That goal has already been reached by the segment of the population under 25; in the last presidential election, less than half of that age group pulled a lever for George McGovern or Richard Nixon or any other off-the-wall candidates on the ballot.

Liberal commentators are predictably aghast. Some have written about a new, cynical majority of Americans, while others call the non-voting situation “frightening.” Meanwhile, “Vote For Nobody” campaigns have been started by groups in three separate states.

Back at the University of Texas, the Arts and Sausage Party offered an alternative to presidential politics and politicians in general this year.

“1976 is the year to be funny and creative,” explained one member. “We’re going to drag government wailing and screeching into the streets so the students can deal with it. We don’t want to tell students what to do. Students are big enough to do what they please. We’re going to enlist creative energy.”

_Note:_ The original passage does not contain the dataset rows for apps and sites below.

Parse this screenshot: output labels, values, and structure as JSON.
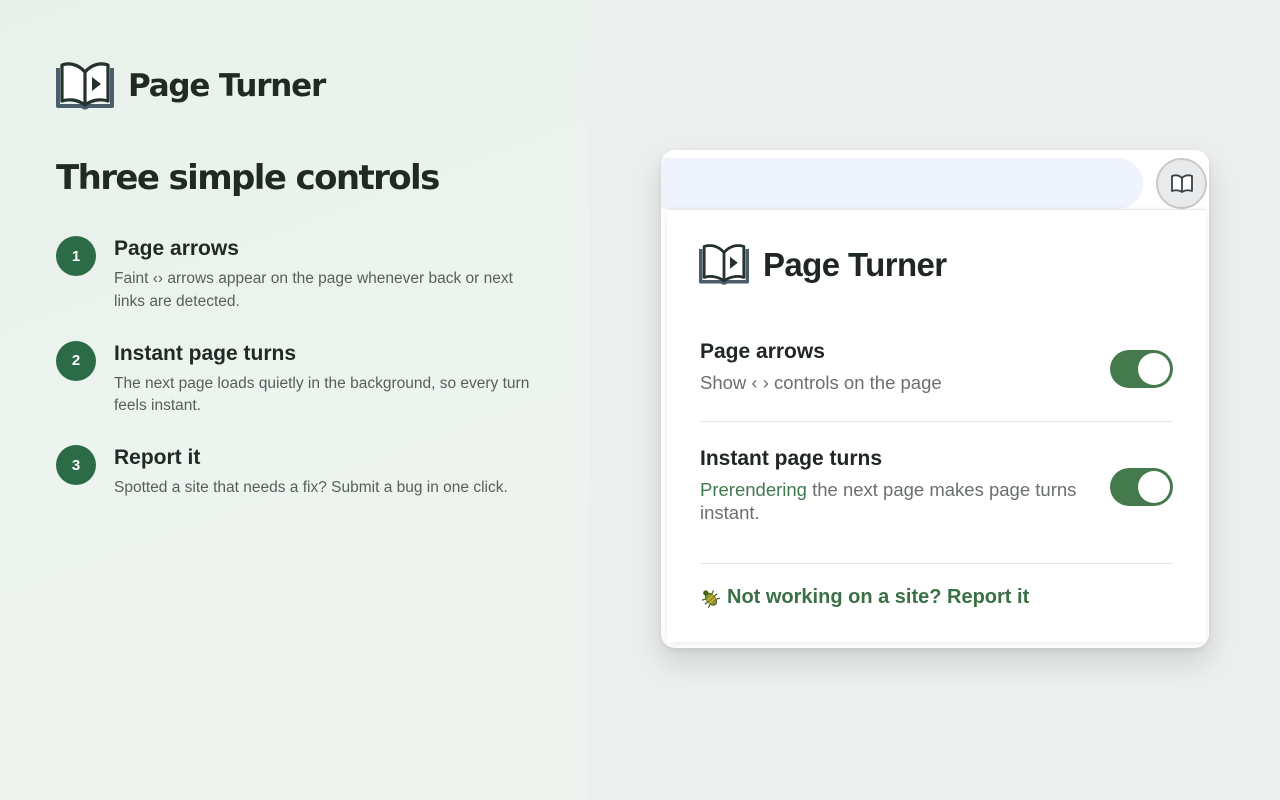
{
  "brand": {
    "name": "Page Turner",
    "logo_icon": "book-play-icon"
  },
  "headline": "Three simple controls",
  "features": [
    {
      "number": "1",
      "title": "Page arrows",
      "description": "Faint ‹› arrows appear on the page whenever back or next links are detected."
    },
    {
      "number": "2",
      "title": "Instant page turns",
      "description": "The next page loads quietly in the background, so every turn feels instant."
    },
    {
      "number": "3",
      "title": "Report it",
      "description": "Spotted a site that needs a fix? Submit a bug in one click."
    }
  ],
  "browser": {
    "extension_icon": "open-book-icon"
  },
  "popup": {
    "title": "Page Turner",
    "settings": [
      {
        "title": "Page arrows",
        "description": "Show ‹ › controls on the page",
        "enabled": true
      },
      {
        "title": "Instant page turns",
        "description_highlight": "Prerendering",
        "description_rest": " the next page makes page turns instant.",
        "enabled": true
      }
    ],
    "report_link": "Not working on a site? Report it",
    "report_icon": "bug-icon"
  },
  "colors": {
    "accent_green": "#2b6b45",
    "toggle_on": "#457a4d",
    "link_green": "#3b7047",
    "heading": "#1f2a24"
  }
}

To those who found the Arts and Sausage Party “frivolous” and slammed them for not taking things “seriously,” they had a quick retort. “When our opponents say issue,” declared one A & S member, “we say Gesundheit.”



Ford? Reagan? Carter? Humphrey? None of the above? More and more these days, as the mind-numbing New Hampshire primary turns into the boring California primary, Americans are shunning the usual political junkies and opting for “none of the above.” The pundits might call it a movement—a “New Majority” that is voting no confidence in a system that offers only false choices and no real power. The Harris & Cadell polls predicted earlier this year that fewer people than ever—less than half of all eligible voters—would cast their ballots in this year’s presidential election. You too can join the real “New Majority.” When someone asks you who you are voting for this year, offer them this advice—DON’T VOTE.

—Agitation Press